Heel pain slowing you down?
A common source of heel pain is inflammation caused gradually by overuse - walking, running or standing for long periods of time. Heel pain can also be more immediate, caused by stepping wrong on an uneven surface or wearing the wrong shoe for a particular activity.
The heel bone, or calcaneus, has a tough band of tissue attached to it called the plantar fascia. This tissue stabilizes the foot while standing, walking or running. Plantar fasciitis is the result of inflammation in the plantar fascia where it connects to the heel bone.
Pain associated with plantar fasciitis is typically gradual, starting off as mild and getting worse with time. The pain is most often felt after rather than during exercise or other activity. Plantar fasciitis is more common in women, people who are overweight and those with jobs requiring extensive walking or standing.
People with plantar fasciitis have a tendency to adjust their posture and the way they walk, in order to avoid pain in their heel. This can in turn lead to hip, knee, ankle and foot problems in addition to the heel pain.
An orthopedic physician's treatment plan for plantar fasciitis is usually a conservative one and includes rest, ice, anti-inflammatory medication like ibuprofen, and stretching exercises. Most patients with planter fasciitis respond to this simple treatment. In many cases, the pain caused by plantar fasciitis may even resolve spontaneously.
If the heel pain is persistent steroidal injections, a splint or walking cast may be prescribed. In rare cases, surgery may be needed to release the plantar fascia. Although the pain of plantar fasciitis can be debilitating at times, no real damage is being caused to the foot.

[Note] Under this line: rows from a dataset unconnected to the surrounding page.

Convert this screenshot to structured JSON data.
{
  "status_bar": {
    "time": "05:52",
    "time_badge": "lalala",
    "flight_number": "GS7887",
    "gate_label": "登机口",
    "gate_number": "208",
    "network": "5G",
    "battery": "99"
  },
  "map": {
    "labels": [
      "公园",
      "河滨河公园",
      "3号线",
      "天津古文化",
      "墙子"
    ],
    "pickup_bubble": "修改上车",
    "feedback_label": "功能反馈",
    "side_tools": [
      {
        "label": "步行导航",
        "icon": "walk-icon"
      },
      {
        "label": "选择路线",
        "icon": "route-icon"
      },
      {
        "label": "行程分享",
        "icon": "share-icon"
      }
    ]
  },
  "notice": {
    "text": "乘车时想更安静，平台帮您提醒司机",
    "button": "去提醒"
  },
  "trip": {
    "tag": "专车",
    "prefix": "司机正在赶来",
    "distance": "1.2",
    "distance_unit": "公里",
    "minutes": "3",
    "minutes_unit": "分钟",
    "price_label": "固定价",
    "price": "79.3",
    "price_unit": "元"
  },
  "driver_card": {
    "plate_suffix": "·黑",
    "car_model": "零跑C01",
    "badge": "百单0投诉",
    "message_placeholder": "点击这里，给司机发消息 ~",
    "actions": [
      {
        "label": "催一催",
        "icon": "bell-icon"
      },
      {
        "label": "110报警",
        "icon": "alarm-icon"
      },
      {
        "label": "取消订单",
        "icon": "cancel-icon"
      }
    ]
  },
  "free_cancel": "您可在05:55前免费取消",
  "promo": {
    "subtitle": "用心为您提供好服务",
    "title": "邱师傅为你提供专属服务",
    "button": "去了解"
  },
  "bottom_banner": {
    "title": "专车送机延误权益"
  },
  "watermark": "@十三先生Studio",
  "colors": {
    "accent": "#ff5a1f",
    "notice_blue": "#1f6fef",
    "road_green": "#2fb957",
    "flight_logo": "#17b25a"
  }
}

Orthopedics is the area of medicine specializing in the diagnosis and treatment of bone, joint, tissue and nerve disorders, including those in the foot and ankle. Because of this, an orthopedic physician can best diagnose and treat any foot and ankle disorders.
If you are living with heel pain, call the Foot & Ankle Center at Proliance Orthopedic Associates at 425-656-5060.
For more information about plantar fasciitis, including recommended stretching exercises, click here.